The small fly pictured above is one of many such flies you might find basking on rails or fence posts up here in the northern Berkshires. They are quite abundant at my house, on the wooden split rail fence, though I happened to shoot this specimen at Natural Bridge State Park. It is on the corroded hand rail of the foot bridge that crosses in front of the white marble dam, of which the frosty, frothy water pouring over it, the white background represents. This fly is a robber fly, one of my favorite groups of flies, but for some reason a long time ago, I decided that, no, this couldn’t be a robber fly, it was a soldier fly. Well, now I’m deciding I am wrong again. I’d like to think I’m getting better at identifications, but who knows; I can’t even remember why I thought it was a soldier fly in the first place.
Funny enough, as soon as I reverted back to a robber fly identification, I found it much more interesting. I think it was only a temporary bout of inspiration, but it’s funny how anything “new,” even a name, and even one “made from 100% recyclable material” can capture the human imagination.

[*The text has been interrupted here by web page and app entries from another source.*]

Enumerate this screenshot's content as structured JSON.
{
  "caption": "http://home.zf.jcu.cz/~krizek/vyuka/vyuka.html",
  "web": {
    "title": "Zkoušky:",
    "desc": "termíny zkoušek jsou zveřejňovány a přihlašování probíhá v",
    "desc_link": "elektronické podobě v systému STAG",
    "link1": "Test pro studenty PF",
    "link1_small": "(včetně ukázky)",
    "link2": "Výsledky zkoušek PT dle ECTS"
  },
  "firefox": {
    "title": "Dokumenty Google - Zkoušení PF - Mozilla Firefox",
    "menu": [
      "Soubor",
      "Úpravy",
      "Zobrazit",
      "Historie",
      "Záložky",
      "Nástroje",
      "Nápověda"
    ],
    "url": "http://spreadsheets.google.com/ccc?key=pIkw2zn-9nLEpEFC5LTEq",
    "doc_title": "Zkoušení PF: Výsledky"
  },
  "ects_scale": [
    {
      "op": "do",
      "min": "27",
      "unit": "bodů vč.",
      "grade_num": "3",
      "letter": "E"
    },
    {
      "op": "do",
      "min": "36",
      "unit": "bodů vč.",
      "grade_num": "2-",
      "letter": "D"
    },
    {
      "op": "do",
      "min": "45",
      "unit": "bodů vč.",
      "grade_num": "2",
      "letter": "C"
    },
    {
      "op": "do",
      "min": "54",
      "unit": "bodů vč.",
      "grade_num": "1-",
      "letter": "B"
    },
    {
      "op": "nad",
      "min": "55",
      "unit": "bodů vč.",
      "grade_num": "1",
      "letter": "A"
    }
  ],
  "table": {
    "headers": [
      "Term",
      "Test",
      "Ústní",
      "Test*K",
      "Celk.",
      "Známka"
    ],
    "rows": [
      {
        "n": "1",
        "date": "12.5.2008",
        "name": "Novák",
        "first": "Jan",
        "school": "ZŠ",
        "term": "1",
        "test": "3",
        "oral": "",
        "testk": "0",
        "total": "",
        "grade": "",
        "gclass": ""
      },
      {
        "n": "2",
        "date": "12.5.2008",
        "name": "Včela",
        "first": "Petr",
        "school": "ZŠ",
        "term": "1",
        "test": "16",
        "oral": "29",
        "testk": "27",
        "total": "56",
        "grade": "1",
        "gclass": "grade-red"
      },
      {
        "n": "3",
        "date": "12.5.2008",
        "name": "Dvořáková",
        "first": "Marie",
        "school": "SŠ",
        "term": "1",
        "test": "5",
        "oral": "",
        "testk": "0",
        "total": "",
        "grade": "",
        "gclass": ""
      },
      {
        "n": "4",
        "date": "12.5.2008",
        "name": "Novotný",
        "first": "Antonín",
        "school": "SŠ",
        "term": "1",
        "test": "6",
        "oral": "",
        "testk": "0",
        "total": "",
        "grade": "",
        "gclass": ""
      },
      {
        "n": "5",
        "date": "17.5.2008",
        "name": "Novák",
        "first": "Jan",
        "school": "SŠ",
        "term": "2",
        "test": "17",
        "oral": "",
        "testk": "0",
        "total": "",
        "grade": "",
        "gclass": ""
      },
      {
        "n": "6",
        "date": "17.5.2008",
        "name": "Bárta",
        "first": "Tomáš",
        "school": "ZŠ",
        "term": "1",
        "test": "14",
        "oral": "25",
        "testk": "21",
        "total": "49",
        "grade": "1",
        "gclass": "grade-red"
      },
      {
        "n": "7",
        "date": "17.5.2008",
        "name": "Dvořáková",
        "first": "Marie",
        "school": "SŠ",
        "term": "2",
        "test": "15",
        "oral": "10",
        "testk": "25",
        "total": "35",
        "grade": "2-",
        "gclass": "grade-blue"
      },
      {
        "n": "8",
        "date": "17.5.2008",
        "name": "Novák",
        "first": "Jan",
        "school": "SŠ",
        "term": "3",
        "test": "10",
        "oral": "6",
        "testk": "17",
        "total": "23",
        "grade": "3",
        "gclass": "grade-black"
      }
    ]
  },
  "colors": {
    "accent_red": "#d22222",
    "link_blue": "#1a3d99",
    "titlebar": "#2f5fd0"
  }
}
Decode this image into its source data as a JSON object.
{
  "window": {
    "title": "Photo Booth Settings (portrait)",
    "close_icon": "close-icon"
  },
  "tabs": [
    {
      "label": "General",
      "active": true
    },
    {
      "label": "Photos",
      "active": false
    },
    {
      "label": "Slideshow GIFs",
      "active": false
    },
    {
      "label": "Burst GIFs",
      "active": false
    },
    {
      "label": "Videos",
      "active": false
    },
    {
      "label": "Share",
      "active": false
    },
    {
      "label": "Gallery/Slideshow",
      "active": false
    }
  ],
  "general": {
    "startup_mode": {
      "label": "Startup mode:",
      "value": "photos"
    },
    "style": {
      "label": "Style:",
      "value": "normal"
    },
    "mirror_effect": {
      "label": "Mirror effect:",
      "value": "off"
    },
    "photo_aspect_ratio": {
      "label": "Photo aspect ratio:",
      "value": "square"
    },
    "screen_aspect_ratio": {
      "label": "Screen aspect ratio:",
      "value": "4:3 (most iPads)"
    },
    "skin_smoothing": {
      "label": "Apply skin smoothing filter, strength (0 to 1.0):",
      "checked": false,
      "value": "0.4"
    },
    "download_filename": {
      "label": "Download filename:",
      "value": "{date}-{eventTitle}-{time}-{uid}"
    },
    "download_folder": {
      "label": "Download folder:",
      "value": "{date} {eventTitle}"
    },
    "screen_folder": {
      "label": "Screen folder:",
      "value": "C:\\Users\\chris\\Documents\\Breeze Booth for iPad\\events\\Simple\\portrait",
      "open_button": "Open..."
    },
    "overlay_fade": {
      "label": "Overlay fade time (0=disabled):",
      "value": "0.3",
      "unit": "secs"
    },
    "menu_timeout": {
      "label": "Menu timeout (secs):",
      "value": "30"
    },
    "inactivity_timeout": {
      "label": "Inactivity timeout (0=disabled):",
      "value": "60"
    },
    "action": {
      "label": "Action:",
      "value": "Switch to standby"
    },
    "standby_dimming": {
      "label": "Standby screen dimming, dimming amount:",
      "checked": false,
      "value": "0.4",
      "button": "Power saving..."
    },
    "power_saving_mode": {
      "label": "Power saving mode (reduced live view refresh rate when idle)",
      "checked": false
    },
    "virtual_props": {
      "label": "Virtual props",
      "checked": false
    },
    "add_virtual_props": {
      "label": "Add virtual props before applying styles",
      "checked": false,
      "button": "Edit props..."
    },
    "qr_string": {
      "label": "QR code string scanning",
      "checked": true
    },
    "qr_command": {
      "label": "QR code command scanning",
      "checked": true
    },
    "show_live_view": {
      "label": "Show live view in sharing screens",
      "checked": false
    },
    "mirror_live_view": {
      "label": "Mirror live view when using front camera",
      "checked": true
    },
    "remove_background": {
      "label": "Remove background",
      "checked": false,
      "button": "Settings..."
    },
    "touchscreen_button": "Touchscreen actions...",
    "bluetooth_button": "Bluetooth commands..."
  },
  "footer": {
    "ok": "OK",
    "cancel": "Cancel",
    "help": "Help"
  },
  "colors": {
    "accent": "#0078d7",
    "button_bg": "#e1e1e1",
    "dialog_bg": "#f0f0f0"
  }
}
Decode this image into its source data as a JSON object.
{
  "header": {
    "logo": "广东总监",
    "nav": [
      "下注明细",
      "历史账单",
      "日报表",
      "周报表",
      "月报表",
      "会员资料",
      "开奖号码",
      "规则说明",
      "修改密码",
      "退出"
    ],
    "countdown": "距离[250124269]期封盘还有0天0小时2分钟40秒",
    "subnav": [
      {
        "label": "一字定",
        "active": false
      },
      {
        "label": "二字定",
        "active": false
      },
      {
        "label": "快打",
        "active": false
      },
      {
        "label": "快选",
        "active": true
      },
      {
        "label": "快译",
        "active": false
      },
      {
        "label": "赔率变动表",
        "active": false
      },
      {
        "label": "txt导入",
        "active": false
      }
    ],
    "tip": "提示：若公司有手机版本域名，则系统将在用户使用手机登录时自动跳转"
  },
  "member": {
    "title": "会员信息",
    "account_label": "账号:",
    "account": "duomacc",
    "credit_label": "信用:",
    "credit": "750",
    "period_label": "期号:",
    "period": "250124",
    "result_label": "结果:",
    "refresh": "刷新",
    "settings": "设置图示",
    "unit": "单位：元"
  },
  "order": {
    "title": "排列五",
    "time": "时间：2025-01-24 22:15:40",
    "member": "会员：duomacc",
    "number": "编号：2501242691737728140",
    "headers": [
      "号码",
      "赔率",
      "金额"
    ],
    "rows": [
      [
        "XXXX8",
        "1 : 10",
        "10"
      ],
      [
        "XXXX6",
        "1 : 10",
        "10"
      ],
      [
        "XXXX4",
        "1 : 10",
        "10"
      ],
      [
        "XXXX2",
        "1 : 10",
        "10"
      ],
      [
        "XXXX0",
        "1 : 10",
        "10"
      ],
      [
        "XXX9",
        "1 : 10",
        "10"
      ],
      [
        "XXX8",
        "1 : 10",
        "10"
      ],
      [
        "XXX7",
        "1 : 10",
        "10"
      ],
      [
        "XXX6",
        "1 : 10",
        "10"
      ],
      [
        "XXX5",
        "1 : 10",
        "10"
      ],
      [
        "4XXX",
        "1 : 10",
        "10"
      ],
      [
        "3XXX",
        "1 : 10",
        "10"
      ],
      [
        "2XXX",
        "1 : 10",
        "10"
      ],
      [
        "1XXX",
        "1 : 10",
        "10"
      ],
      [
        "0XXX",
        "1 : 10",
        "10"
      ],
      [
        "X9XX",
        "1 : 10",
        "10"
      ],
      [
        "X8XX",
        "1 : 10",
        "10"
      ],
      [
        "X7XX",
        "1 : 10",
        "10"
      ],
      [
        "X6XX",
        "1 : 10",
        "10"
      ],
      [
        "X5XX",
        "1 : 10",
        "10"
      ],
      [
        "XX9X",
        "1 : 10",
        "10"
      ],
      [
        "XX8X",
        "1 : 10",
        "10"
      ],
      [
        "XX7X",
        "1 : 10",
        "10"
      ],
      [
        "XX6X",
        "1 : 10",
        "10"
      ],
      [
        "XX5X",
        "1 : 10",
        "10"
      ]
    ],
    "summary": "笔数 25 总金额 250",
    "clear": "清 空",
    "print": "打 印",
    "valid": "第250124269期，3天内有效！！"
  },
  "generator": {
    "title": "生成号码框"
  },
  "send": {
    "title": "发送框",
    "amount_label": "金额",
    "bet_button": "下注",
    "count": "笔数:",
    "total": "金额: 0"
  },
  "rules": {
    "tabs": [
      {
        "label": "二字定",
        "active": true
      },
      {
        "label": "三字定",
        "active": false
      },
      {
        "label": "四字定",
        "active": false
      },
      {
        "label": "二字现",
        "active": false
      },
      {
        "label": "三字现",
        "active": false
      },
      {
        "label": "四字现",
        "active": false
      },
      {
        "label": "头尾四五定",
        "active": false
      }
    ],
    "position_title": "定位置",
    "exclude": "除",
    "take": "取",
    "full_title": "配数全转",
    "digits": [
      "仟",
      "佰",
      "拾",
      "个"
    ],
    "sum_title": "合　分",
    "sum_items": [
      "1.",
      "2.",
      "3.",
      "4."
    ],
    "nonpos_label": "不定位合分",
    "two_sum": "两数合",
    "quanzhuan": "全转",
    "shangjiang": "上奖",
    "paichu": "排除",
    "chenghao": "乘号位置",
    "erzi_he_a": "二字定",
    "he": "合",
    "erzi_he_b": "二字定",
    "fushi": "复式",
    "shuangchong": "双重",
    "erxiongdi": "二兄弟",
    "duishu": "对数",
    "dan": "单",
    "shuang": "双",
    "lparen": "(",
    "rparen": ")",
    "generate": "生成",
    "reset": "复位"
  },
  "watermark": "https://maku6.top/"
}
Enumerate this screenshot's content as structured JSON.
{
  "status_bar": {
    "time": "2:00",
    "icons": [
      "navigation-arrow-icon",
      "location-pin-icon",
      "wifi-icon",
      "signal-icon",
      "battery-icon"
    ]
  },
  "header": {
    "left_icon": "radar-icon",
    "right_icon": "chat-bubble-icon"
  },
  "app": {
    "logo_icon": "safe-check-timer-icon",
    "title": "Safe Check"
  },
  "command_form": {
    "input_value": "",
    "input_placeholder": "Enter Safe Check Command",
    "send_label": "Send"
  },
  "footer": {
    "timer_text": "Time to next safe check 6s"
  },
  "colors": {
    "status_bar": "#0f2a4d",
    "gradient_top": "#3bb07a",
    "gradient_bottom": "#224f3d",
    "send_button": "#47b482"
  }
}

A couple quick notes: Best guess at a taxonomic ID is subfamily Laphystiinae, and I’m not even going to look at the genuses (genera?), forget about species…. As I hope you noticed, the robber has a meal. The measly gnat is a fine course for the robber, but what’s interesting (to me, anyway) is that the gnat has apparently discharged a string of white pellets, which I’m going to guess are eggs. I wonder, does that give the eggs a fighting chance to hatch?